Film Review: “45 Years” — The Real Thing

In a period of comic book action dribble and survivalist fantasies, 45 Years shows the world that films can probe reality, with enormous beauty and depth.

45 Years, directed by Andrew Haigh. At Kendall Square Cinema, West Newton Cinema, and Newburyport Screening Room.

A scene featuring Tom Courtney and Charlotte Rampling in "45 Years."

A scene featuring Tom Courtney and Charlotte Rampling in “45 Years.”

By Paul Dervis

45 Years is a throwback film, a reminder, at least in spirit, of perhaps the greatest period of English Language cinema, those simple yet powerful movies that came out out of England from the late 1950s to the early 1970s. This period, affectionately known as the British New Wave (with all the “kitchen sink” and “angry young man” connotations), gave the world directors such as Tony Richardson, Karel Reisz, and the incomparable Lindsay Anderson. Films such as Saturday Night and Sunday Morning, This Sporting Life, A Taste of Honey, and The Loneliness of the Long Distance Runner made major stars of their casts. Think Albert Finney, Richard Harris, and Tom Courtenay.

The careers of Finney and Harris are quite well known to the public. They spent their lives acting in films. Courtenay, on the other hand, has plied his trade mostly on the London stage, making only a few well received appearances on celluloid. In 1987 he reprised his role from Ronald Harwood’s The Dresser; he was nominated for an Oscar for his trouble. He was seen in the 2002 film version of Nicholas Nickleby. Other than those, his cinematic appearances have been rare indeed.

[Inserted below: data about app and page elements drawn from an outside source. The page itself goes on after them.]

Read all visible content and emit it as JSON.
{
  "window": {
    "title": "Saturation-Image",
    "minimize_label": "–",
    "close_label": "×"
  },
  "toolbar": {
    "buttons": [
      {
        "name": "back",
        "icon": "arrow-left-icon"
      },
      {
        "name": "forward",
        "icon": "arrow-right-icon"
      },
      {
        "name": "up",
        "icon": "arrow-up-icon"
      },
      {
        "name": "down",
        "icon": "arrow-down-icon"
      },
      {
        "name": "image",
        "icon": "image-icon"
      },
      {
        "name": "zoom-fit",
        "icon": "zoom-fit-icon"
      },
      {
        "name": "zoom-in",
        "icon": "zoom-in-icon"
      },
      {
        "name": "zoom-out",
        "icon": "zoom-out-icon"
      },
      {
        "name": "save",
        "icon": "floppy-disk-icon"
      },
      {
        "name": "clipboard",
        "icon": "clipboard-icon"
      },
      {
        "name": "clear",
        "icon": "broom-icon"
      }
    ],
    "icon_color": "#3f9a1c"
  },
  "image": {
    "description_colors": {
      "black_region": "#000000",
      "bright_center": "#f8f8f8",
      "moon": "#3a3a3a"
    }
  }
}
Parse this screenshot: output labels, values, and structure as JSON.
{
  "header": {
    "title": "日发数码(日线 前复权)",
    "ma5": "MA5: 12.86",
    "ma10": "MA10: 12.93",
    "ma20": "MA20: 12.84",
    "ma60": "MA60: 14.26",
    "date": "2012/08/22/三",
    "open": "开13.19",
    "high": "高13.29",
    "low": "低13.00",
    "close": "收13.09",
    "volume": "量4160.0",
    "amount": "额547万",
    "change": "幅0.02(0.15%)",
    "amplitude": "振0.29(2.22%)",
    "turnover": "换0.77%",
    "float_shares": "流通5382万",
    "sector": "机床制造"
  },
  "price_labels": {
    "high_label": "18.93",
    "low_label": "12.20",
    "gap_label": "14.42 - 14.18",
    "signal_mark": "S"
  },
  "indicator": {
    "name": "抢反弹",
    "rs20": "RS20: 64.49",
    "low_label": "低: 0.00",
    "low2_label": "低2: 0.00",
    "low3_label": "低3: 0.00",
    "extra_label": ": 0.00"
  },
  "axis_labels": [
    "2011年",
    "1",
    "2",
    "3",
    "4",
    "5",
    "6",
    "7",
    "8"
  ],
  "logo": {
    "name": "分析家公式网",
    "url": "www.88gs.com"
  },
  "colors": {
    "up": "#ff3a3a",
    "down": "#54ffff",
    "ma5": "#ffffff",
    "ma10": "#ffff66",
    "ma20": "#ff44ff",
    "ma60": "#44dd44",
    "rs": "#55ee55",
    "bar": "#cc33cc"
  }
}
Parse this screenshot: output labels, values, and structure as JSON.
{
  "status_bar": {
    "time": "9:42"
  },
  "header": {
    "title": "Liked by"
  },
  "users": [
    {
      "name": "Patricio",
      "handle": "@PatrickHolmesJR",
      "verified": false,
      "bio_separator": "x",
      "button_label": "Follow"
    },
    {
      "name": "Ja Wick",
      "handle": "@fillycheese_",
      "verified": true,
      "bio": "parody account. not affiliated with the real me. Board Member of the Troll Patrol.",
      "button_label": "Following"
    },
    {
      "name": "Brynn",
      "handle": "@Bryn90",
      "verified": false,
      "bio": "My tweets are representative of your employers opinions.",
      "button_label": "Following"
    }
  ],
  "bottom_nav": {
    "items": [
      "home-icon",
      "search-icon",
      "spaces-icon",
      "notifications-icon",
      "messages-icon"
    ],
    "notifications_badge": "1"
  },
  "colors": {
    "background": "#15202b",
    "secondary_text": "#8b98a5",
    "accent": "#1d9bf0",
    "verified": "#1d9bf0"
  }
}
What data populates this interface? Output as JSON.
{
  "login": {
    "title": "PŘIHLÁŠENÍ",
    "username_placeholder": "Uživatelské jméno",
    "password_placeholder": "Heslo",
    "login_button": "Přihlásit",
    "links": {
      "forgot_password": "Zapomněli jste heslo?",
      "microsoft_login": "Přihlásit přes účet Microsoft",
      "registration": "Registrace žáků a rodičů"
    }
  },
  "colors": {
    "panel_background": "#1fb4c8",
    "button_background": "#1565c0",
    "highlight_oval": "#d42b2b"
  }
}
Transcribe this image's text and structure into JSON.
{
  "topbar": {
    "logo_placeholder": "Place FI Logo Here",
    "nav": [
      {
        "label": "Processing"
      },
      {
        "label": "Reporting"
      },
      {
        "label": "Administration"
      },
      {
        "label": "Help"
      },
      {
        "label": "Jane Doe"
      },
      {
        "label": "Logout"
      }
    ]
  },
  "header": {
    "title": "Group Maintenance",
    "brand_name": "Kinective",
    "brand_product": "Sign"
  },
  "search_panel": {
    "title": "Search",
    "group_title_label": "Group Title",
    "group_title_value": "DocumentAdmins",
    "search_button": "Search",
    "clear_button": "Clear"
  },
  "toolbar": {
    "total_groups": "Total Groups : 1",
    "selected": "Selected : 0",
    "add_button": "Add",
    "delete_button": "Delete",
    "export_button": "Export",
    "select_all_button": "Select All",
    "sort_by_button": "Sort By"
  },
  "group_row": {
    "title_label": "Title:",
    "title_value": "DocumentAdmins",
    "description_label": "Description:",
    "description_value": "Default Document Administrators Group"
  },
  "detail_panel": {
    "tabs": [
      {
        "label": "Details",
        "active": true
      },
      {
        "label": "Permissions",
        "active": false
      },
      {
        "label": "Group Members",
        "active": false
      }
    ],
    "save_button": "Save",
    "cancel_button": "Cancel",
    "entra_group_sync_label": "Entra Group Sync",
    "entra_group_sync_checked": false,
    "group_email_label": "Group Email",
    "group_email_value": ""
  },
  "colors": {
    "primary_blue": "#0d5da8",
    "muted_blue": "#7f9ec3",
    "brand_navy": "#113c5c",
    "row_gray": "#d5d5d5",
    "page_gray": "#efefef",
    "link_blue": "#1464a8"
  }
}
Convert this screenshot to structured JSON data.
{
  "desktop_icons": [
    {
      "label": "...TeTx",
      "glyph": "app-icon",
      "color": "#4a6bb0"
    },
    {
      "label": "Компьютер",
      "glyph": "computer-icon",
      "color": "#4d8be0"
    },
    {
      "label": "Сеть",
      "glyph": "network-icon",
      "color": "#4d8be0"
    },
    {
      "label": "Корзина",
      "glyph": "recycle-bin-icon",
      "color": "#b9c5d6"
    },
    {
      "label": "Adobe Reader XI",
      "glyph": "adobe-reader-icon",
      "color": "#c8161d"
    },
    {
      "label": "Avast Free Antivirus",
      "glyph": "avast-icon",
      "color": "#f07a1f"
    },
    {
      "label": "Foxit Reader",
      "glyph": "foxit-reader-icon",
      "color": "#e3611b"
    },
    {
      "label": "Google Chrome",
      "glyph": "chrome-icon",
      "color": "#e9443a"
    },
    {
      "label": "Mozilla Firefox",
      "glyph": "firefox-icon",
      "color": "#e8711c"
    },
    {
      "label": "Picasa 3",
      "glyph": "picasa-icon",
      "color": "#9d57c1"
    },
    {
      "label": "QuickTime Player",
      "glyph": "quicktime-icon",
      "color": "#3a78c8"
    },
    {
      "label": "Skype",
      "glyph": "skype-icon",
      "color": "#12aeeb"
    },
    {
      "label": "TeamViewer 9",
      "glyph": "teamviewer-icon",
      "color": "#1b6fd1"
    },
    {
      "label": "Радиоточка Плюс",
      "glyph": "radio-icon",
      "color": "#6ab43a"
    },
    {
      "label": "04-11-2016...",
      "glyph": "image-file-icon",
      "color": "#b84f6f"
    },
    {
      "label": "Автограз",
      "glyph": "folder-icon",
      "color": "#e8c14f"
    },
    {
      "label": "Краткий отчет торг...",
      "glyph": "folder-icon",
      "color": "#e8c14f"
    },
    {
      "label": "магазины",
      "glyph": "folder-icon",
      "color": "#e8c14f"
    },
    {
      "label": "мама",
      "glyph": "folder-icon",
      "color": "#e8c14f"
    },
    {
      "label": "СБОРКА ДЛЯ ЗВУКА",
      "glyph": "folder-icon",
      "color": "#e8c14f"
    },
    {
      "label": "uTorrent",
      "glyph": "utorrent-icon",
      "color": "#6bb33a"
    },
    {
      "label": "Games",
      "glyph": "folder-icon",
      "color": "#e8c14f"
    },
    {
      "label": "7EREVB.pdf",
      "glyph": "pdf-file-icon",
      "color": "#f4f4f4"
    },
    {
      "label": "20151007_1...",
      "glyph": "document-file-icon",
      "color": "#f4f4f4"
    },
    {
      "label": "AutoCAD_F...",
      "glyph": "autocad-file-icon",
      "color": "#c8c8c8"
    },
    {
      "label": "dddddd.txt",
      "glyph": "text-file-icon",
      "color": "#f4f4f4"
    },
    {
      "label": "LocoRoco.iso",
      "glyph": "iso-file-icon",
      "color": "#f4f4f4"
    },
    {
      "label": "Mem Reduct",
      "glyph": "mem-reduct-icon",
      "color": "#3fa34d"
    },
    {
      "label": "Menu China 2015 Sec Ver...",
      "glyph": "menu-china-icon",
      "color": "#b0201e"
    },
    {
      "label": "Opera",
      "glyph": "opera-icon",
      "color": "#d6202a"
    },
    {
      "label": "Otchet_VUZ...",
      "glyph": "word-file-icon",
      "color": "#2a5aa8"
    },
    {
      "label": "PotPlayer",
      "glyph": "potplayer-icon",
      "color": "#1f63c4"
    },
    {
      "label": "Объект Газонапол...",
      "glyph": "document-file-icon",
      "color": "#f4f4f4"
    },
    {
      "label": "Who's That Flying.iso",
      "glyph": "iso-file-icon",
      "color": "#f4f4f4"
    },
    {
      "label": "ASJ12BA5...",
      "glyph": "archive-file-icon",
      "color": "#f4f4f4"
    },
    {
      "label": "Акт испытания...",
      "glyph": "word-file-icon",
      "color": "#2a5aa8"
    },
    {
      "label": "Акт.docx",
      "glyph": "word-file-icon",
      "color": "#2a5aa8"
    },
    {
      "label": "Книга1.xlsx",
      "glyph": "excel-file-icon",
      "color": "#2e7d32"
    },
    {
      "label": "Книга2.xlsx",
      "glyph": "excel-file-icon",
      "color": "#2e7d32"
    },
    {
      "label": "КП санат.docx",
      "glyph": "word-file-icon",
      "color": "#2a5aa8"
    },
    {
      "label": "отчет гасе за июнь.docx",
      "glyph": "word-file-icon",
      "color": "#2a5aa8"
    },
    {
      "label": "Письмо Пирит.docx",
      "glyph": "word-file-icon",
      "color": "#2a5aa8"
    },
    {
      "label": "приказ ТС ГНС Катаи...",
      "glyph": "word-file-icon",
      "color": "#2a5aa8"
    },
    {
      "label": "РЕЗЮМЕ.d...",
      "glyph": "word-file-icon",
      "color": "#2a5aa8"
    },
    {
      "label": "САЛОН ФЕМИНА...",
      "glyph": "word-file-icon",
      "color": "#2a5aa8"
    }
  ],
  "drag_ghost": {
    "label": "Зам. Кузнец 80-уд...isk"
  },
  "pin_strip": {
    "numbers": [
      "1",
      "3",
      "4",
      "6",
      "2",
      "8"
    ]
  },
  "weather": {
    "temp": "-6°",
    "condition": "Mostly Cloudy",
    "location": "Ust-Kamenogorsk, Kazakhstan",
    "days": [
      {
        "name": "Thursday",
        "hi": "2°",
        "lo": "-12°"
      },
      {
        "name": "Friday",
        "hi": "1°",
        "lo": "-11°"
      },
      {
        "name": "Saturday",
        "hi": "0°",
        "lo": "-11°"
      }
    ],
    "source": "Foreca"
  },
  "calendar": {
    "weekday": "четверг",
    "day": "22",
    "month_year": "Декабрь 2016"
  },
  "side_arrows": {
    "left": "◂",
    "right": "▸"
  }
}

Charlotte Rampling, whose career started with bit parts in a couple of Richard Lester films, including the cult classic A Hard Day’s Night and the film version of Ann Jellicoe’s The Knack… and How to Get it, got her star break in Georgy Girl and went on to play the female lead, opposite Dirk Bogarde, in the disturbing and controversial The Night Porter.

In 45 Years, the chemistry between these two actors is tangible. Geoff and Kate Mercer are days away from a big bash that’s being held to celebrate their 45th anniversary. An unusual year to mark, to be sure. But the 40th had to be cancelled because Geoff was suffering from a serious heart condition.

Just five days before the party, Geoff gets a letter from Switzerland. It seems they have found the body of an old girlfriend, frozen in the Alps for more than a half century. They are contacting him because, back in the early sixties, the couple passed themselves off as married so they could stay where they wanted and do what they wanted during a more repressed era.

Kate had heard of this woman, but only in passing, so she was unaware of how significant a relationship it was, and how deeply it would disturb the couple’s lives this coming week.

Geoff, a quiet man in the best of times, becomes both anxious and distant. Unable to sleep, Kate finds him rummaging in the attic in the wee hours, going through old keepsakes. She wants Geoff to open up about his feelings, but he is more inclined to be silent, withholding his emotions.

Finally, she gets him to talk. And he doesn’t know when to stop. He was in love with this young woman, planning to marry her. She was potentially the love of his life.

Kate is devastated. She questions their decades of marriage. Was she only the rebound? Has he been pining away for this girl all the time they have been together?. The closer they get to their anniversary, the more disconcerted Kate becomes. And Geoff appears incapable of assuaging her fears.

This is a quiet, intense film that takes its time unravelling the lives of an aging couple. In the turbulent sixties, Geoff and Kate were radicals. Now, on both sides of seventy, they have settled into a genteel, very British lifestyle…that is, until that lost period in time comes back to haunt them.

Written and directed by Andrew Haigh, from a short story by David Constantine, the filmmaker takes great care to make his story about the exploration of the souls of these characters, patiently scrutinizing their faces and bodies. He has entrusted both Courtenay and Rampling with the task of showing the couple’s mood swings, their doubts, despair, and joys, without falling back on vapid dialogue, and the two actors reward him with award-winning performances. In fact, Rampling has been nominated for an Academy Award for 45 Years and Courtenay should have been. Rampling likely won’t win — that’s not how the Academy works. But when you see DiCaprio walk on stage to receive his statue for gnashing his teeth for two hours in The Revenant, take a moment to think of Rampling in this amazing film.

In a period of comic book action dribble and survivalist fantasies, 45 Years shows the world that films can probe reality, with enormous beauty and depth.

Paul Dervis has been teaching drama in Canada at Algonquin College as well as the theatre conservatory Ottawa School of Speech & Drama for the past 15 years. Previously he ran theatre companies in Boston, New York, and Montreal. He has directed over 150 stage productions, receiving two dozen awards for his work. Paul has also directed six films, the most recent being 2011’s The Righteous Tithe.

Leave a Comment

Recent Posts